───── Data provided ─────
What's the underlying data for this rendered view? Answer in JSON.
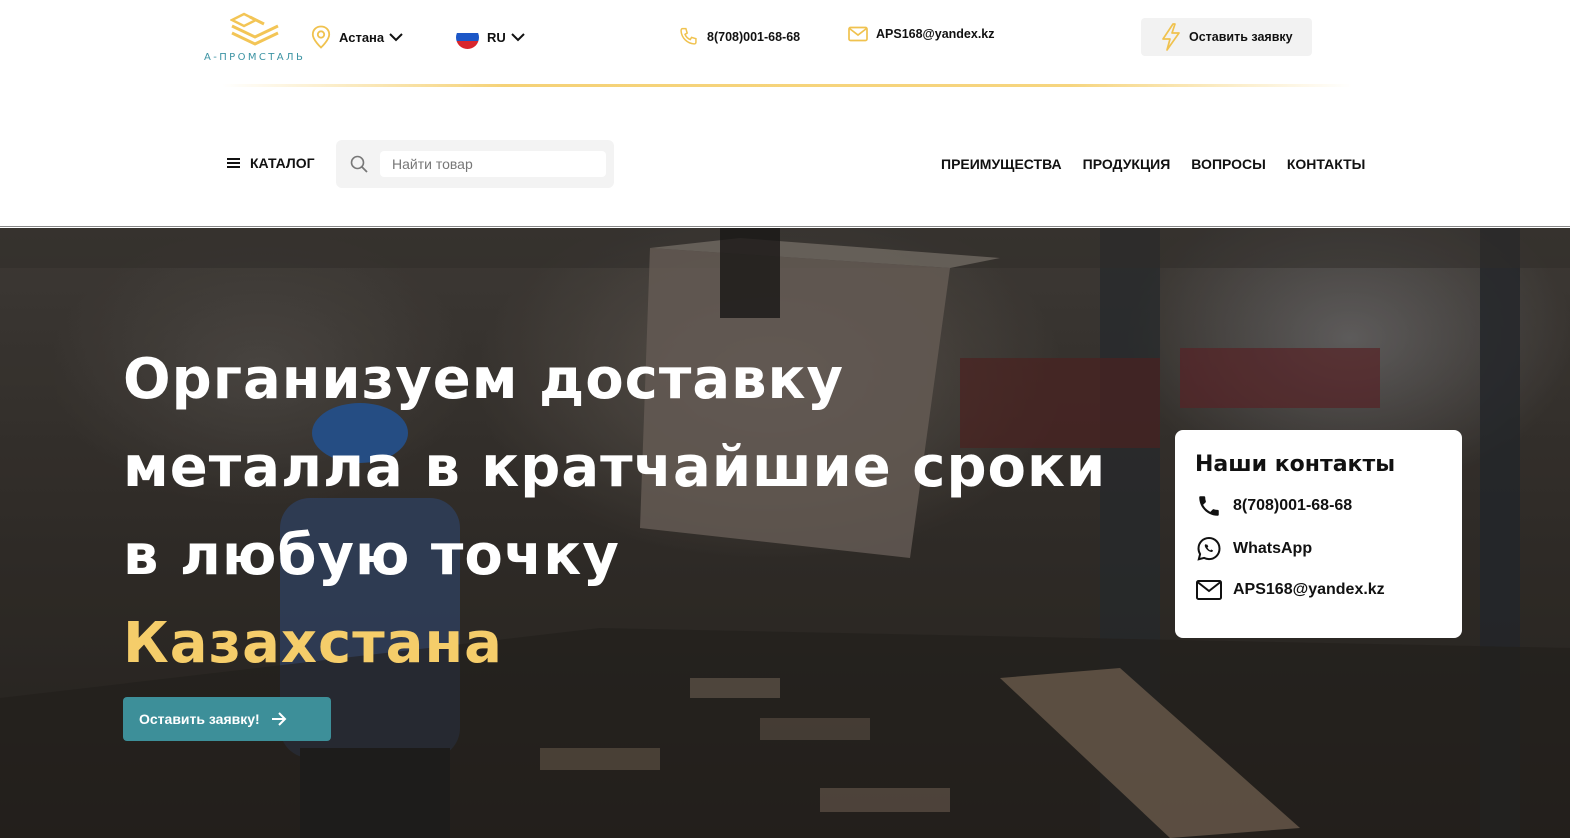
{
  "header": {
    "logo_text": "А-ПРОМСТАЛЬ",
    "city": "Астана",
    "language": "RU",
    "phone": "8(708)001-68-68",
    "email": "APS168@yandex.kz",
    "request_button": "Оставить заявку"
  },
  "nav": {
    "catalog": "КАТАЛОГ",
    "search_placeholder": "Найти товар",
    "menu": [
      "ПРЕИМУЩЕСТВА",
      "ПРОДУКЦИЯ",
      "ВОПРОСЫ",
      "КОНТАКТЫ"
    ]
  },
  "hero": {
    "title_line1": "Организуем доставку",
    "title_line2": "металла в кратчайшие сроки",
    "title_line3": "в любую точку",
    "title_accent": "Казахстана",
    "cta": "Оставить заявку!"
  },
  "contacts_card": {
    "title": "Наши контакты",
    "phone": "8(708)001-68-68",
    "whatsapp": "WhatsApp",
    "email": "APS168@yandex.kz"
  },
  "colors": {
    "accent_gold": "#f5cd6a",
    "teal": "#3d8f99"
  },
  "icons": [
    "logo-mark-icon",
    "location-pin-icon",
    "chevron-down-icon",
    "flag-ru-icon",
    "phone-icon",
    "mail-icon",
    "lightning-icon",
    "hamburger-icon",
    "search-icon",
    "arrow-right-icon",
    "whatsapp-icon"
  ]
}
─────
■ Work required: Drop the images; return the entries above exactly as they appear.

■ Output of the exercise:
What's the underlying data for this rendered view? Answer in JSON.
{
  "header": {
    "logo_text": "А-ПРОМСТАЛЬ",
    "city": "Астана",
    "language": "RU",
    "phone": "8(708)001-68-68",
    "email": "APS168@yandex.kz",
    "request_button": "Оставить заявку"
  },
  "nav": {
    "catalog": "КАТАЛОГ",
    "search_placeholder": "Найти товар",
    "menu": [
      "ПРЕИМУЩЕСТВА",
      "ПРОДУКЦИЯ",
      "ВОПРОСЫ",
      "КОНТАКТЫ"
    ]
  },
  "hero": {
    "title_line1": "Организуем доставку",
    "title_line2": "металла в кратчайшие сроки",
    "title_line3": "в любую точку",
    "title_accent": "Казахстана",
    "cta": "Оставить заявку!"
  },
  "contacts_card": {
    "title": "Наши контакты",
    "phone": "8(708)001-68-68",
    "whatsapp": "WhatsApp",
    "email": "APS168@yandex.kz"
  },
  "colors": {
    "accent_gold": "#f5cd6a",
    "teal": "#3d8f99"
  },
  "icons": [
    "logo-mark-icon",
    "location-pin-icon",
    "chevron-down-icon",
    "flag-ru-icon",
    "phone-icon",
    "mail-icon",
    "lightning-icon",
    "hamburger-icon",
    "search-icon",
    "arrow-right-icon",
    "whatsapp-icon"
  ]
}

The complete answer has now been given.